[DATA UNDER STUDY]
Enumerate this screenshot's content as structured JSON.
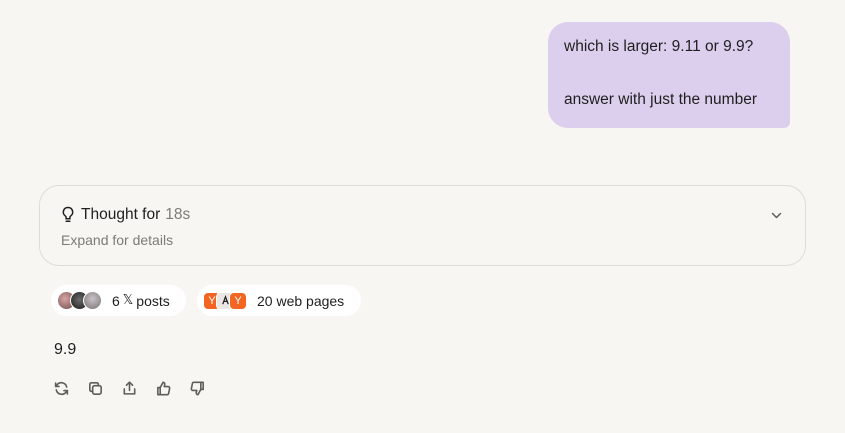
{
  "user_message": {
    "line1": "which is larger: 9.11 or 9.9?",
    "line2": "answer with just the number"
  },
  "thought": {
    "label": "Thought for",
    "duration": "18s",
    "subtitle": "Expand for details",
    "icon": "lightbulb-icon",
    "toggle_icon": "chevron-down-icon"
  },
  "sources": {
    "x_posts": {
      "count": "6",
      "label": "posts"
    },
    "web_pages": {
      "label": "20 web pages"
    }
  },
  "answer": "9.9",
  "actions": [
    "regenerate-icon",
    "copy-icon",
    "share-icon",
    "thumbs-up-icon",
    "thumbs-down-icon"
  ],
  "colors": {
    "background": "#f7f6f3",
    "user_bubble": "#dccfee",
    "pill": "#ffffff",
    "muted_text": "#7d7b77",
    "ycombinator_orange": "#f26522"
  }
}
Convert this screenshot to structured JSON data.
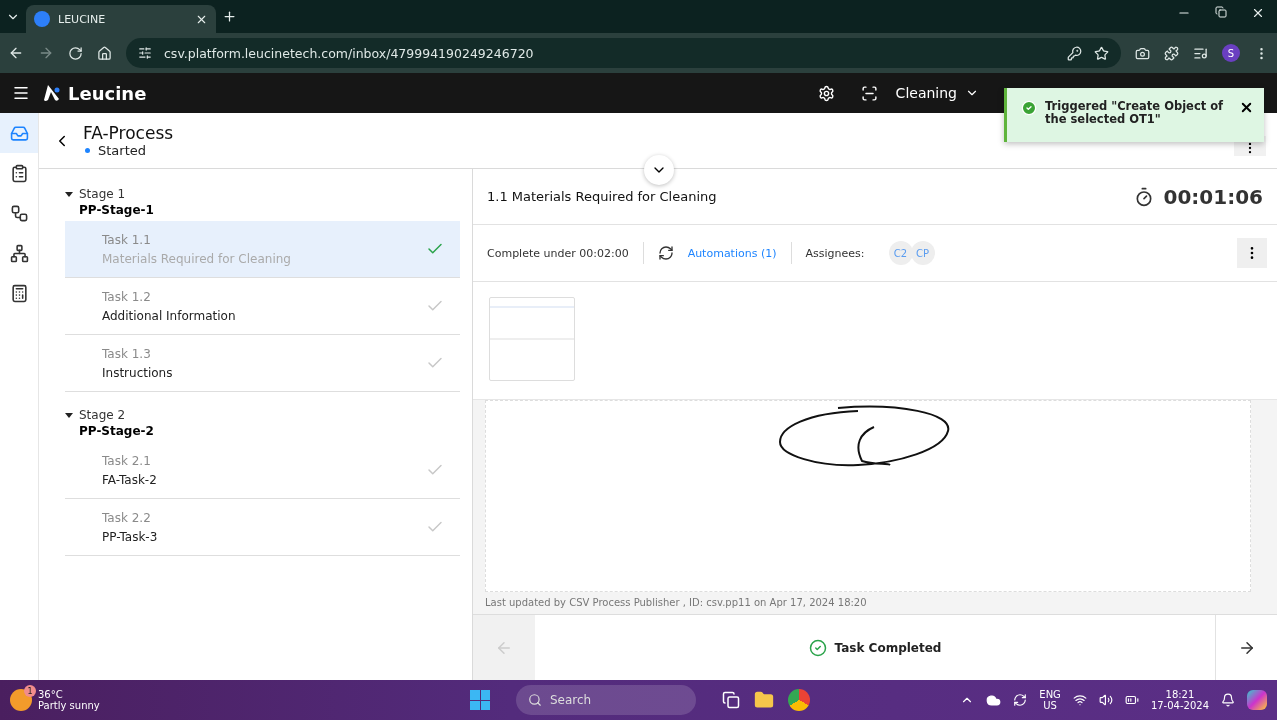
{
  "browser": {
    "tab_title": "LEUCINE",
    "url": "csv.platform.leucinetech.com/inbox/479994190249246720",
    "profile_initial": "S"
  },
  "app": {
    "brand": "Leucine",
    "facility": "Cleaning"
  },
  "toast": {
    "message": "Triggered \"Create Object of the selected OT1\""
  },
  "nav": [
    {
      "kind": "inbox",
      "selected": true
    },
    {
      "kind": "checklist",
      "selected": false
    },
    {
      "kind": "flow",
      "selected": false
    },
    {
      "kind": "hierarchy",
      "selected": false
    },
    {
      "kind": "report",
      "selected": false
    }
  ],
  "process": {
    "title": "FA-Process",
    "status": "Started"
  },
  "stages": [
    {
      "label": "Stage 1",
      "name": "PP-Stage-1",
      "expanded": true,
      "tasks": [
        {
          "label": "Task 1.1",
          "name": "Materials Required for Cleaning",
          "selected": true,
          "completed": true
        },
        {
          "label": "Task 1.2",
          "name": "Additional Information",
          "selected": false,
          "completed": false
        },
        {
          "label": "Task 1.3",
          "name": "Instructions",
          "selected": false,
          "completed": false
        }
      ]
    },
    {
      "label": "Stage 2",
      "name": "PP-Stage-2",
      "expanded": true,
      "tasks": [
        {
          "label": "Task 2.1",
          "name": "FA-Task-2",
          "selected": false,
          "completed": false
        },
        {
          "label": "Task 2.2",
          "name": "PP-Task-3",
          "selected": false,
          "completed": false
        }
      ]
    }
  ],
  "task": {
    "title": "1.1 Materials Required for Cleaning",
    "timer": "00:01:06",
    "complete_under": "Complete under 00:02:00",
    "automations": "Automations (1)",
    "assignees_label": "Assignees:",
    "assignees": [
      "C2",
      "CP"
    ],
    "last_updated": "Last updated by CSV Process Publisher , ID: csv.pp11 on Apr 17, 2024 18:20",
    "status": "Task Completed"
  },
  "taskbar": {
    "temperature": "36°C",
    "weather": "Partly sunny",
    "weather_badge": "1",
    "search_placeholder": "Search",
    "language": "ENG",
    "region": "US",
    "time": "18:21",
    "date": "17-04-2024"
  }
}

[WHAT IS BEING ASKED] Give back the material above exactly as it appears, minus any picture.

[COMPLETED TASK]
Enumerate this screenshot's content as structured JSON.
{
  "user_message": {
    "line1": "which is larger: 9.11 or 9.9?",
    "line2": "answer with just the number"
  },
  "thought": {
    "label": "Thought for",
    "duration": "18s",
    "subtitle": "Expand for details",
    "icon": "lightbulb-icon",
    "toggle_icon": "chevron-down-icon"
  },
  "sources": {
    "x_posts": {
      "count": "6",
      "label": "posts"
    },
    "web_pages": {
      "label": "20 web pages"
    }
  },
  "answer": "9.9",
  "actions": [
    "regenerate-icon",
    "copy-icon",
    "share-icon",
    "thumbs-up-icon",
    "thumbs-down-icon"
  ],
  "colors": {
    "background": "#f7f6f3",
    "user_bubble": "#dccfee",
    "pill": "#ffffff",
    "muted_text": "#7d7b77",
    "ycombinator_orange": "#f26522"
  }
}
Convert this screenshot to structured JSON data.
{
  "browser": {
    "tab_title": "LEUCINE",
    "url": "csv.platform.leucinetech.com/inbox/479994190249246720",
    "profile_initial": "S"
  },
  "app": {
    "brand": "Leucine",
    "facility": "Cleaning"
  },
  "toast": {
    "message": "Triggered \"Create Object of the selected OT1\""
  },
  "nav": [
    {
      "kind": "inbox",
      "selected": true
    },
    {
      "kind": "checklist",
      "selected": false
    },
    {
      "kind": "flow",
      "selected": false
    },
    {
      "kind": "hierarchy",
      "selected": false
    },
    {
      "kind": "report",
      "selected": false
    }
  ],
  "process": {
    "title": "FA-Process",
    "status": "Started"
  },
  "stages": [
    {
      "label": "Stage 1",
      "name": "PP-Stage-1",
      "expanded": true,
      "tasks": [
        {
          "label": "Task 1.1",
          "name": "Materials Required for Cleaning",
          "selected": true,
          "completed": true
        },
        {
          "label": "Task 1.2",
          "name": "Additional Information",
          "selected": false,
          "completed": false
        },
        {
          "label": "Task 1.3",
          "name": "Instructions",
          "selected": false,
          "completed": false
        }
      ]
    },
    {
      "label": "Stage 2",
      "name": "PP-Stage-2",
      "expanded": true,
      "tasks": [
        {
          "label": "Task 2.1",
          "name": "FA-Task-2",
          "selected": false,
          "completed": false
        },
        {
          "label": "Task 2.2",
          "name": "PP-Task-3",
          "selected": false,
          "completed": false
        }
      ]
    }
  ],
  "task": {
    "title": "1.1 Materials Required for Cleaning",
    "timer": "00:01:06",
    "complete_under": "Complete under 00:02:00",
    "automations": "Automations (1)",
    "assignees_label": "Assignees:",
    "assignees": [
      "C2",
      "CP"
    ],
    "last_updated": "Last updated by CSV Process Publisher , ID: csv.pp11 on Apr 17, 2024 18:20",
    "status": "Task Completed"
  },
  "taskbar": {
    "temperature": "36°C",
    "weather": "Partly sunny",
    "weather_badge": "1",
    "search_placeholder": "Search",
    "language": "ENG",
    "region": "US",
    "time": "18:21",
    "date": "17-04-2024"
  }
}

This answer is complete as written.